Published: Dec. 26, 2017 By , , , , , , , , ,
Mitchell et al 2017 Summary

Proc Natl Acad Sci U S A. 2018 Jan 9;115(2):E210-E217. doi: 10.1073/pnas.1716055115. Epub 2017 Dec 26.


Xenophagy is a selective macroautophagic process that protects the host cytosol by entrapping and delivering microbes to a degradative compartment. Both noncanonical autophagic pathways and xenophagy are activated by microbes during infection, but the relative importance and function of these distinct processes are not clear. In this study, we used bacterial and host mutants to dissect the contribution of autophagic processes responsible for bacterial growth restriction of Listeria monocytogenesL. monocytogenes is a facultative intracellular pathogen that escapes from phagosomes, grows in the host cytosol, and avoids autophagy by expressing three determinants of pathogenesis: two secreted phospholipases C (PLCs; PlcA and PlcB) and a surface protein (ActA). We found that shortly after phagocytosis, wild-type (WT) L. monocytogenes escaped from a noncanonical autophagic process that targets damaged vacuoles. During this process, the autophagy marker LC3 localized to single-membrane phagosomes independently of the ULK complex, which is required for initiation of macroautophagy. However, growth restriction of bacteria lacking PlcA, PlcB, and ActA required FIP200 and TBK1, both involved in the engulfment of microbes by xenophagy. Time-lapse video microscopy revealed that deposition of LC3 on L. monocytogenes-containing vacuoles via noncanonical autophagy had no apparent role in restricting bacterial growth and that, upon access to the host cytosol, WT L. monocytogenes utilized PLCs and ActA to avoid subsequent xenophagy. In conclusion, although noncanonical autophagy targets phagosomes, xenophagy was required to restrict the growth of L. monocytogenes, an intracellular pathogen that damages the entry vacuole.
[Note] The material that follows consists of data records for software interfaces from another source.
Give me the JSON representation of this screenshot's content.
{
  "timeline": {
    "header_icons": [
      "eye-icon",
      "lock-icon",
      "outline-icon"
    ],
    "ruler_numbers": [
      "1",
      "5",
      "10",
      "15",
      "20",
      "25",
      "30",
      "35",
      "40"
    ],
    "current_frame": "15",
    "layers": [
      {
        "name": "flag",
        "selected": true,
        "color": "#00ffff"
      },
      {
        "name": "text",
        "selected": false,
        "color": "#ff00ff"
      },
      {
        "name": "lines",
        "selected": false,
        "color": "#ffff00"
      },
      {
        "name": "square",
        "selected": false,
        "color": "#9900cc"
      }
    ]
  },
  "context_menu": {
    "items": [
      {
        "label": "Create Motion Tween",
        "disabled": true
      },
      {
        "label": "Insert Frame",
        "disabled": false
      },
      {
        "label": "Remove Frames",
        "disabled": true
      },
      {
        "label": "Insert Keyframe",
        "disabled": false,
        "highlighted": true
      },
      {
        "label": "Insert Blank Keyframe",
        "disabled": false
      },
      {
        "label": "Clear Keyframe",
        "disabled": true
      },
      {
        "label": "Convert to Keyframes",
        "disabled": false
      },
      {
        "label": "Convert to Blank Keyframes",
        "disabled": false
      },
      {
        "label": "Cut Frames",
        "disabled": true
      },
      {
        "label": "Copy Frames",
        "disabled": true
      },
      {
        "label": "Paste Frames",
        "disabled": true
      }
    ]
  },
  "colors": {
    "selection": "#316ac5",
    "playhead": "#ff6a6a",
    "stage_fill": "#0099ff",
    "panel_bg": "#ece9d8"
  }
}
ActA; LC3-associated phagocytosis; bacteria; macrophage; phospholipases